◆ **Task description**
Nothing should be left out when you copy the entries below.

◆ **Saved entries**

--- START ---

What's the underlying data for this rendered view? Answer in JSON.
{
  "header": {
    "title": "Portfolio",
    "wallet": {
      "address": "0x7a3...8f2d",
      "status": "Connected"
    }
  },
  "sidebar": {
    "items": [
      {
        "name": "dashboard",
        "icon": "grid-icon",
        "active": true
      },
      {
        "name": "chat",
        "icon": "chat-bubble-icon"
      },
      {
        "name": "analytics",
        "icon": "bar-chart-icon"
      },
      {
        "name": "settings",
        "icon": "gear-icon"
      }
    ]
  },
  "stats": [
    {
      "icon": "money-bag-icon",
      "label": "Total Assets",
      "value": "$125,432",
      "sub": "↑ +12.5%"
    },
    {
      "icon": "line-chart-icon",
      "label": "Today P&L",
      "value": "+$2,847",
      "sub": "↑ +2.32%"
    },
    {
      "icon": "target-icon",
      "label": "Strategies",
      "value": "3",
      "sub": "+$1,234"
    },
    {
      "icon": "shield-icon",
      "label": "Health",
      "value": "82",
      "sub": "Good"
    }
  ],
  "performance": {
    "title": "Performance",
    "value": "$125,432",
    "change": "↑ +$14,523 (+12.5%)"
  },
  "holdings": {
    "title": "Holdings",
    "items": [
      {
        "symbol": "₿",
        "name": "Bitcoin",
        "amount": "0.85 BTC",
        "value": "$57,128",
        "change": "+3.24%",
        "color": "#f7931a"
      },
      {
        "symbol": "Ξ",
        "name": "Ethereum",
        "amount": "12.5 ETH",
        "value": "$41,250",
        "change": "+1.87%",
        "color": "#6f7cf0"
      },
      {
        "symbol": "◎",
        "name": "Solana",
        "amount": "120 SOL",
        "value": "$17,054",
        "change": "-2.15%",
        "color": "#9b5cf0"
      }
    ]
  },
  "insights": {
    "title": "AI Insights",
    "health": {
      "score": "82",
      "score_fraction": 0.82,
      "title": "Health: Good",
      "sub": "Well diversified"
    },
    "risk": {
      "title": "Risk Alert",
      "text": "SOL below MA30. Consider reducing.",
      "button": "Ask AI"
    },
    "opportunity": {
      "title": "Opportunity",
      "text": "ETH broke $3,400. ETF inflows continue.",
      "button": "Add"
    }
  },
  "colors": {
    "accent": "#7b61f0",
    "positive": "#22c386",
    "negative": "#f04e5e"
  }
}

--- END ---

◆ **Answer box**
What's the underlying data for this rendered view? Answer in JSON.
{
  "header": {
    "title": "Portfolio",
    "wallet": {
      "address": "0x7a3...8f2d",
      "status": "Connected"
    }
  },
  "sidebar": {
    "items": [
      {
        "name": "dashboard",
        "icon": "grid-icon",
        "active": true
      },
      {
        "name": "chat",
        "icon": "chat-bubble-icon"
      },
      {
        "name": "analytics",
        "icon": "bar-chart-icon"
      },
      {
        "name": "settings",
        "icon": "gear-icon"
      }
    ]
  },
  "stats": [
    {
      "icon": "money-bag-icon",
      "label": "Total Assets",
      "value": "$125,432",
      "sub": "↑ +12.5%"
    },
    {
      "icon": "line-chart-icon",
      "label": "Today P&L",
      "value": "+$2,847",
      "sub": "↑ +2.32%"
    },
    {
      "icon": "target-icon",
      "label": "Strategies",
      "value": "3",
      "sub": "+$1,234"
    },
    {
      "icon": "shield-icon",
      "label": "Health",
      "value": "82",
      "sub": "Good"
    }
  ],
  "performance": {
    "title": "Performance",
    "value": "$125,432",
    "change": "↑ +$14,523 (+12.5%)"
  },
  "holdings": {
    "title": "Holdings",
    "items": [
      {
        "symbol": "₿",
        "name": "Bitcoin",
        "amount": "0.85 BTC",
        "value": "$57,128",
        "change": "+3.24%",
        "color": "#f7931a"
      },
      {
        "symbol": "Ξ",
        "name": "Ethereum",
        "amount": "12.5 ETH",
        "value": "$41,250",
        "change": "+1.87%",
        "color": "#6f7cf0"
      },
      {
        "symbol": "◎",
        "name": "Solana",
        "amount": "120 SOL",
        "value": "$17,054",
        "change": "-2.15%",
        "color": "#9b5cf0"
      }
    ]
  },
  "insights": {
    "title": "AI Insights",
    "health": {
      "score": "82",
      "score_fraction": 0.82,
      "title": "Health: Good",
      "sub": "Well diversified"
    },
    "risk": {
      "title": "Risk Alert",
      "text": "SOL below MA30. Consider reducing.",
      "button": "Ask AI"
    },
    "opportunity": {
      "title": "Opportunity",
      "text": "ETH broke $3,400. ETF inflows continue.",
      "button": "Add"
    }
  },
  "colors": {
    "accent": "#7b61f0",
    "positive": "#22c386",
    "negative": "#f04e5e"
  }
}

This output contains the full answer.